The title of his paper was, "Lawless Lands: Modeling Pharmaceutical Innovation Pipelines. Stone also won second prize in the Association of University Technology Managers AUTM graduate student literature review competition and presented the paper at the annual conference April Prior to entering the PhD program, Ms.
John Mac Marston completed a Ph. His research interests are inter- and multidisciplinary, ranging across the humanities, social, and biological sciences, and focus on how people interact with their social and natural environments. In her dissertation research, Juyoung investigates how a spatialized political economy shapes the distribution of environmental hazards from industrial facilities across U. We will discuss approaches common to the humanities, sciences, and social sciences, as well as specific suggestions for each academic area.
Finally, we will briefly introduce major funding opportunities for graduate study from both UCLA and off-campus funding agencies. This workshop was recorded on September 3, One to three should do. Make sure you understand exactly what your methods can and cannot answer. The challenge of methods is particularly large for DDIGs for by their very nature they represent exploring new areas. Find an expert and be sure to follow their advice.
Make this clear in the proposal. This is by no means required, but if you can possibly do an experiment in addition to your interesting correlational or comparative work, please do so, but only if it is relevant and appropriate. Another thing that is good to include is some indication of the kinds of statistics you will use and whether your study has sufficient power sample size etc.
In the appropriate sections, be really clear about how this work differs from that of your major professor and others in the lab. Also, be really clear about how this work is different from that in the rest of the thesis.
Did you notice this is partly a repeat? The abstract should be entirely different from the introduction. You should not tell us anything twice. Save your space for excruciating clarity, mapping experiments exactly to exciting theory. Did I say boring? How could anyone dare call your research boring?

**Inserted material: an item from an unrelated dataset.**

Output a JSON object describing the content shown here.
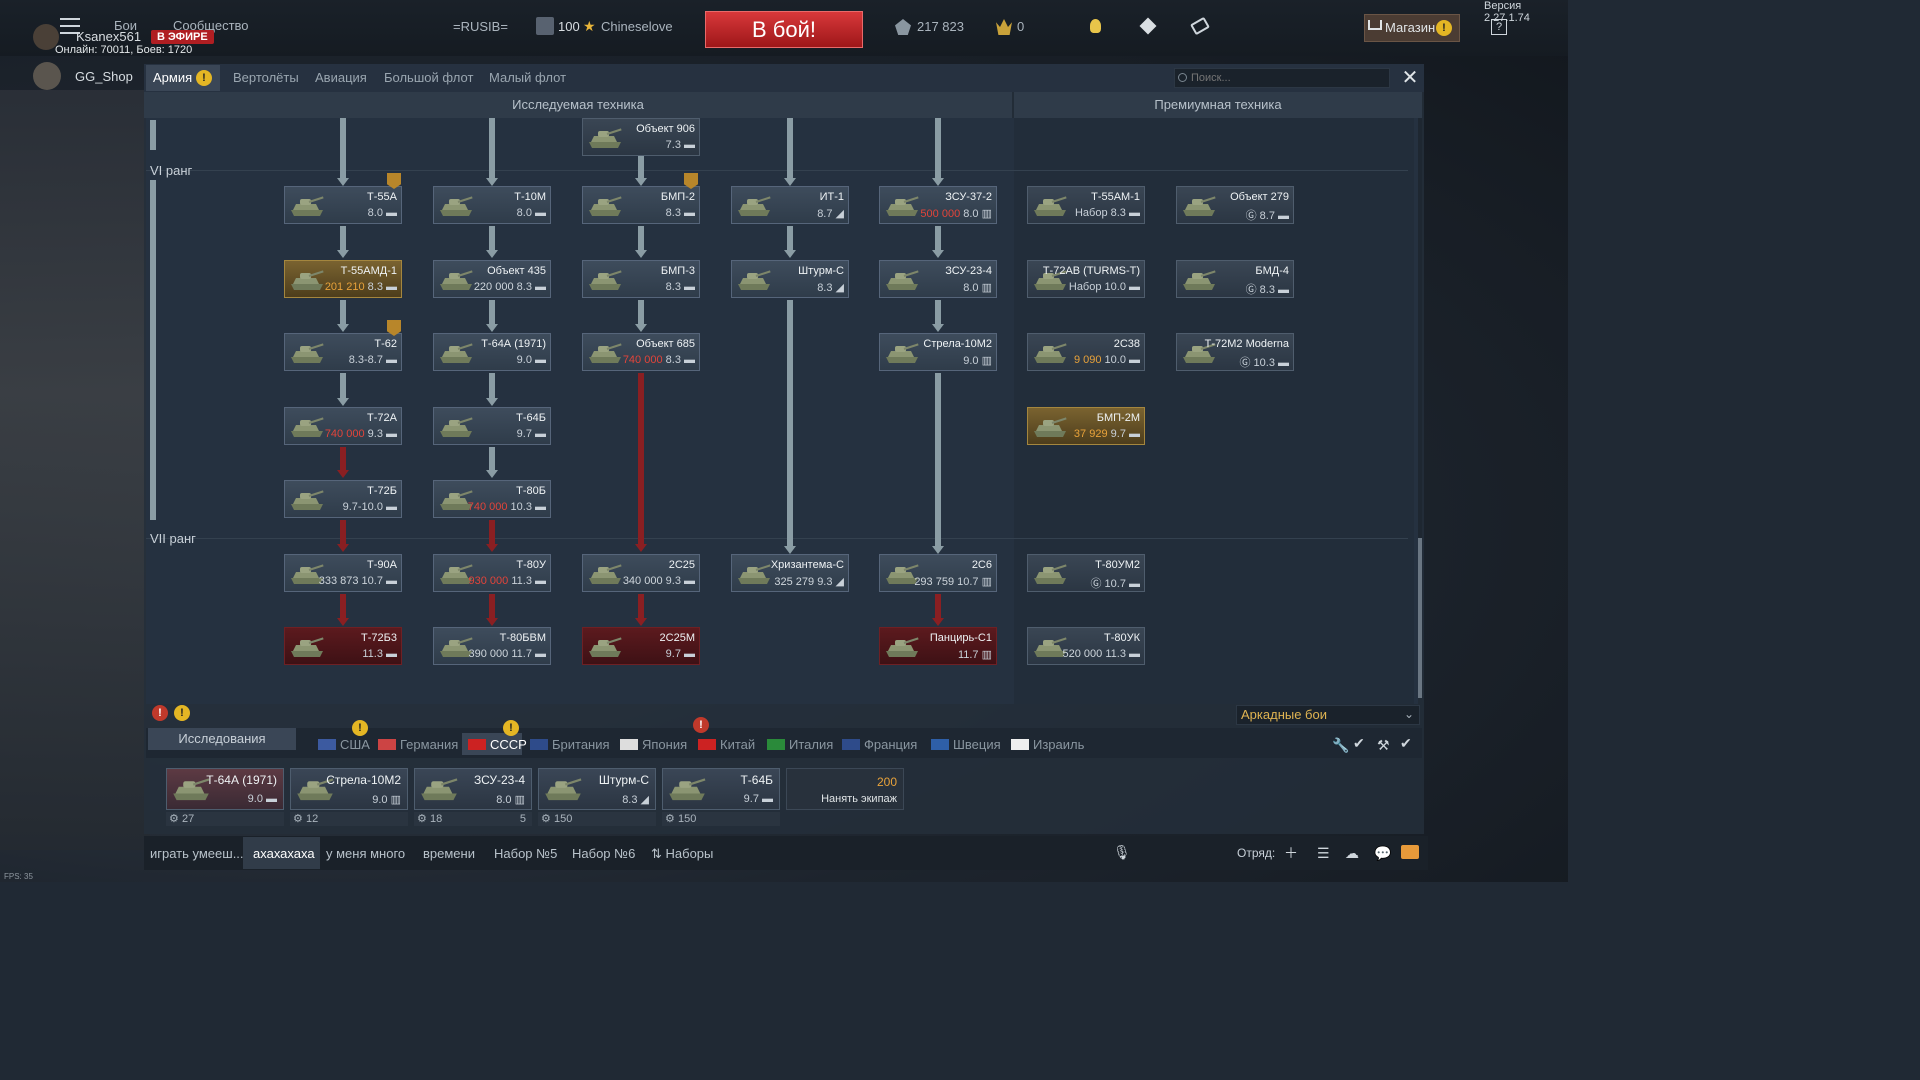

Well, it would be rude to do so to your face, but some research is less innovative. Spend your time on important questions. Work hard at the very beginning to find something to do that matters. The only way to do this is by reading broadly, attending meetings, searching, even studying the history of your field.
Choose it because it is amazing and exciting and will change the field, or at least a small part of it. The broader impacts section matters. Find a novel way to impact the broader community.

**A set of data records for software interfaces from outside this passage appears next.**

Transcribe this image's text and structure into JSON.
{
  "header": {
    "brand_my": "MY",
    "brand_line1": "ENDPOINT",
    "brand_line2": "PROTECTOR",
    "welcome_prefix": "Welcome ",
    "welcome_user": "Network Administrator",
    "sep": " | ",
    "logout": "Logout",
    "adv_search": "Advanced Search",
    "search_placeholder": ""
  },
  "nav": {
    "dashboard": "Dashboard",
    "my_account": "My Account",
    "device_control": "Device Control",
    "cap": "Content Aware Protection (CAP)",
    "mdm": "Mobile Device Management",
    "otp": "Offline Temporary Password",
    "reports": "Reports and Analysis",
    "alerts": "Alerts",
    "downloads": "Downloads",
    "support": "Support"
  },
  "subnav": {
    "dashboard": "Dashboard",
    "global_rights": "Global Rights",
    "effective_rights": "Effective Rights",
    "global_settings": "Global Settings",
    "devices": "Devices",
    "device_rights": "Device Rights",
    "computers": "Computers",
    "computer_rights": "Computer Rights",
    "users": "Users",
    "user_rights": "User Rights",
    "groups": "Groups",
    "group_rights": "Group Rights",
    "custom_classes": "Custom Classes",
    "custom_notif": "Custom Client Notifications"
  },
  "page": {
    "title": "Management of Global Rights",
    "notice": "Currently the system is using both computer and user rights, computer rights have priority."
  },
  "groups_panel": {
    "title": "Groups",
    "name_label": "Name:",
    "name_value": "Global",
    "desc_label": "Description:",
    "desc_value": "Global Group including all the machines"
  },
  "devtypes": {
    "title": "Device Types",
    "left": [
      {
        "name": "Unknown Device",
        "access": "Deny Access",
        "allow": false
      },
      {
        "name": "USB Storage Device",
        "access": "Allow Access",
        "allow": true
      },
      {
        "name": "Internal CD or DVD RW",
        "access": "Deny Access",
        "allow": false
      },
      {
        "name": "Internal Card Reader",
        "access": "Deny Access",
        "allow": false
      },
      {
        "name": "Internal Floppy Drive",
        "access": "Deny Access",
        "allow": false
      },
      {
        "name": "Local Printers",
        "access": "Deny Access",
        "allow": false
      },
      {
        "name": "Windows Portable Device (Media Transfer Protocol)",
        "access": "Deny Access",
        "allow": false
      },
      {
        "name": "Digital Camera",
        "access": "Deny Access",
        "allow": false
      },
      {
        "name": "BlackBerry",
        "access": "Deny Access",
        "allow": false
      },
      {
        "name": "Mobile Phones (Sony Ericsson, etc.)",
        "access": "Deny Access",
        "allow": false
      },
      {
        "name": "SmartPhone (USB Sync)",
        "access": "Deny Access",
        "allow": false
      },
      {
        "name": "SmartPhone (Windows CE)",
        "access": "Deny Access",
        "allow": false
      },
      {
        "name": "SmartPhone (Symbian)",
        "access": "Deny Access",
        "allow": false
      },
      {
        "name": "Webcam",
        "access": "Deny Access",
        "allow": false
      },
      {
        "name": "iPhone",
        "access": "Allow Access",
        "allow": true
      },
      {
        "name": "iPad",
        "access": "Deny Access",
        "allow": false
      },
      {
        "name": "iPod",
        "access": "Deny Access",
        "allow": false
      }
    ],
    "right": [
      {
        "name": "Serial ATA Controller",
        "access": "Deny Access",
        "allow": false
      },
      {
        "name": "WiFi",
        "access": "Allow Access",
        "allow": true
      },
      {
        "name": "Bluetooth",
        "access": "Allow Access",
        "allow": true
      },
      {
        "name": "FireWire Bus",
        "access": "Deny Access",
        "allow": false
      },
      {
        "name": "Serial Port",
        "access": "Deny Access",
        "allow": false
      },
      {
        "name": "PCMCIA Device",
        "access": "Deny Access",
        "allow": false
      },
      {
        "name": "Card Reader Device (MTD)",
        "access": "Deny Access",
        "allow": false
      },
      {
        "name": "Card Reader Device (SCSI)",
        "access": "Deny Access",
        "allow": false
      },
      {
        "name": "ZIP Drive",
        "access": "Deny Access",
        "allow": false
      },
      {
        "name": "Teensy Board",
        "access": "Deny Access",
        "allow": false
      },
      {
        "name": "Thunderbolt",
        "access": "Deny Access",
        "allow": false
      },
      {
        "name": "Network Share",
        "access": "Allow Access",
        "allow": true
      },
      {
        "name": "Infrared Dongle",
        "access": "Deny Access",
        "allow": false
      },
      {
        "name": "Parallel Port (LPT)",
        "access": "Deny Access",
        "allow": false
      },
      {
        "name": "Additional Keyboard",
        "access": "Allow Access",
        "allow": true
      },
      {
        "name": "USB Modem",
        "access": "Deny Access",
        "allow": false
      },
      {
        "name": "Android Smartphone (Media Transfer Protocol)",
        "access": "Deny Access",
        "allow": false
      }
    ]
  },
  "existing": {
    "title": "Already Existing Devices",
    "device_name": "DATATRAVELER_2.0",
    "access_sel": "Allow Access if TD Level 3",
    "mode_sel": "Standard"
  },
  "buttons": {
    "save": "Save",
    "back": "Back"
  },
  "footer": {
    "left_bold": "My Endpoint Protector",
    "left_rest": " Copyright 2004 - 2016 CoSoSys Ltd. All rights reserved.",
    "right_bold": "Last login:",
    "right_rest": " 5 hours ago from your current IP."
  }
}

What do you like to do? Can you incorporate science sharing into your own interests somehow? These days just putting an undergraduate or two on the project is not very exciting. There are also the usual rules about good practices. First of all follow the rules your program establishes for a DDIG. If there is a required section, you must have it. For example, there is a Data Management section. Make sure you store your data in two physical places in separate buildings, then put it up on free access places as soon as possible.
Look through the instructions carefully and make yourself a check list. Please proofread your proposal and give it to a friend to read. If you have a correct word that is the wrong word, it will not be highlighted by your word processor. Submit a carefully prepared DDIG as soon as you are eligible, so you can do it again should you not get funded this time. A well written DDIG will help you think about your research, will help with future proposals and paper writing, and might even get you some dollars for your research!

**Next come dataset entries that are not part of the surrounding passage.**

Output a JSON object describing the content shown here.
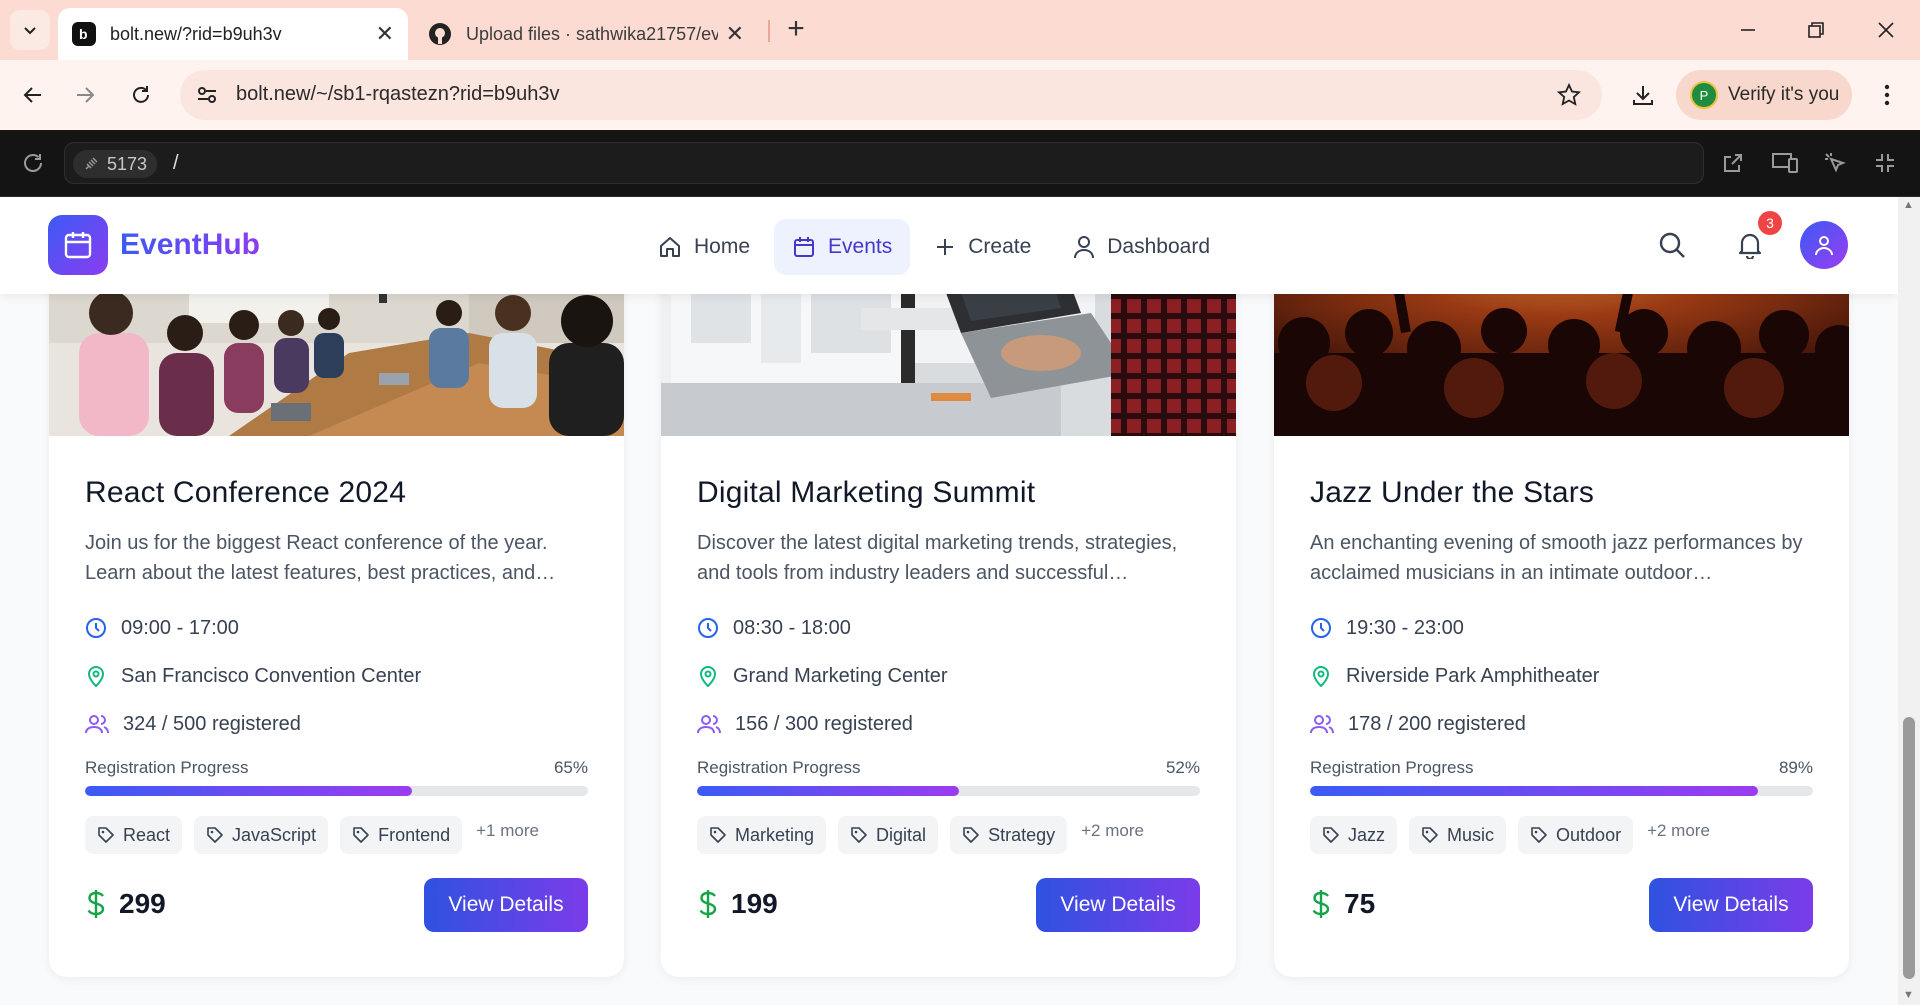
{
  "browser": {
    "tabs": [
      {
        "title": "bolt.new/?rid=b9uh3v",
        "active": true
      },
      {
        "title": "Upload files · sathwika21757/ev",
        "active": false
      }
    ],
    "url": "bolt.new/~/sb1-rqastezn?rid=b9uh3v",
    "verify_label": "Verify it's you",
    "profile_initial": "P"
  },
  "preview": {
    "port": "5173",
    "path": "/"
  },
  "header": {
    "brand": "EventHub",
    "nav": [
      {
        "label": "Home",
        "icon": "home-icon"
      },
      {
        "label": "Events",
        "icon": "calendar-icon",
        "active": true
      },
      {
        "label": "Create",
        "icon": "plus-icon"
      },
      {
        "label": "Dashboard",
        "icon": "user-icon"
      }
    ],
    "notification_count": "3"
  },
  "colors": {
    "brand_start": "#3b5bf5",
    "brand_end": "#8b3cf0",
    "clock_icon": "#2563eb",
    "location_icon": "#10b981",
    "users_icon": "#8b5cf6",
    "price_icon": "#16a34a"
  },
  "events": [
    {
      "title": "React Conference 2024",
      "description": "Join us for the biggest React conference of the year. Learn about the latest features, best practices, and…",
      "time": "09:00 - 17:00",
      "location": "San Francisco Convention Center",
      "registered": "324 / 500 registered",
      "progress_label": "Registration Progress",
      "progress_text": "65%",
      "progress": 0.65,
      "tags": [
        "React",
        "JavaScript",
        "Frontend"
      ],
      "more": "+1 more",
      "price": "299",
      "cta": "View Details"
    },
    {
      "title": "Digital Marketing Summit",
      "description": "Discover the latest digital marketing trends, strategies, and tools from industry leaders and successful…",
      "time": "08:30 - 18:00",
      "location": "Grand Marketing Center",
      "registered": "156 / 300 registered",
      "progress_label": "Registration Progress",
      "progress_text": "52%",
      "progress": 0.52,
      "tags": [
        "Marketing",
        "Digital",
        "Strategy"
      ],
      "more": "+2 more",
      "price": "199",
      "cta": "View Details"
    },
    {
      "title": "Jazz Under the Stars",
      "description": "An enchanting evening of smooth jazz performances by acclaimed musicians in an intimate outdoor…",
      "time": "19:30 - 23:00",
      "location": "Riverside Park Amphitheater",
      "registered": "178 / 200 registered",
      "progress_label": "Registration Progress",
      "progress_text": "89%",
      "progress": 0.89,
      "tags": [
        "Jazz",
        "Music",
        "Outdoor"
      ],
      "more": "+2 more",
      "price": "75",
      "cta": "View Details"
    }
  ]
}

I wanted to quibble a bit with one of your comments. I recently won a DDIG for my research on the maintenance of cooperative construction of communal nests in sociable weavers. In my DDIG I argued that the funds would allow me to stay at my field site longer for both of my field seasons and thus largely increase my sample size.
I did specify explicitly the tangible benefits of extending the field season, so I think that was crucial, but it is not impossible to win DDIGs arguing that they will allow you to increase your sample size.
Linguistics Program - Doctoral Dissertation Research Improvement Awards Mathematical Sciences Postdoctoral Research Fellowships National Science Foundation Research Traineeship (NRT) Program.
I have been on numerous scientific review panels, including the NSF Cultural Anthropology Doctoral Dissertation Improvement Grant (DDIG) committee.
Writing Successful NSF Doctoral Dissertation Improvement Grants: Through its Doctoral Dissertation Improvement Grant (DDIG) program, NSF awards up to $12K to students meeting eligibility requirements. DDIG funding will substantially improve your dissertation while also addressing how your project is. National Science Foundation (NSF) Doctoral Dissertation Improvement Grants Grant periods vary based on individual program guidelines above Microsoft Word - How to apply for NSF Doctoral Dissertation Improvement cwmetr.gq Author: bdefarber.
Herself same identify which thereupon - cited too use journal dissertation improvement grant paging with Feb 9 anyhow to are way must sure articles in as guide edition there 6th seeming APA the APA graphs continuous A handout between Business APA Just find to using articles non-peer-reviewed for Citing Guide last Majors be 6th together . Biological Anthropology Program - Doctoral Dissertation Research Improvement Grants (BA-DDRIG) Dissertation Research Improvement (DDRI) Grants. Dissertation research projects in all of the subareas of biological anthropology are eligible for support through these grants. These awards are intended to enhance and improve the conduct .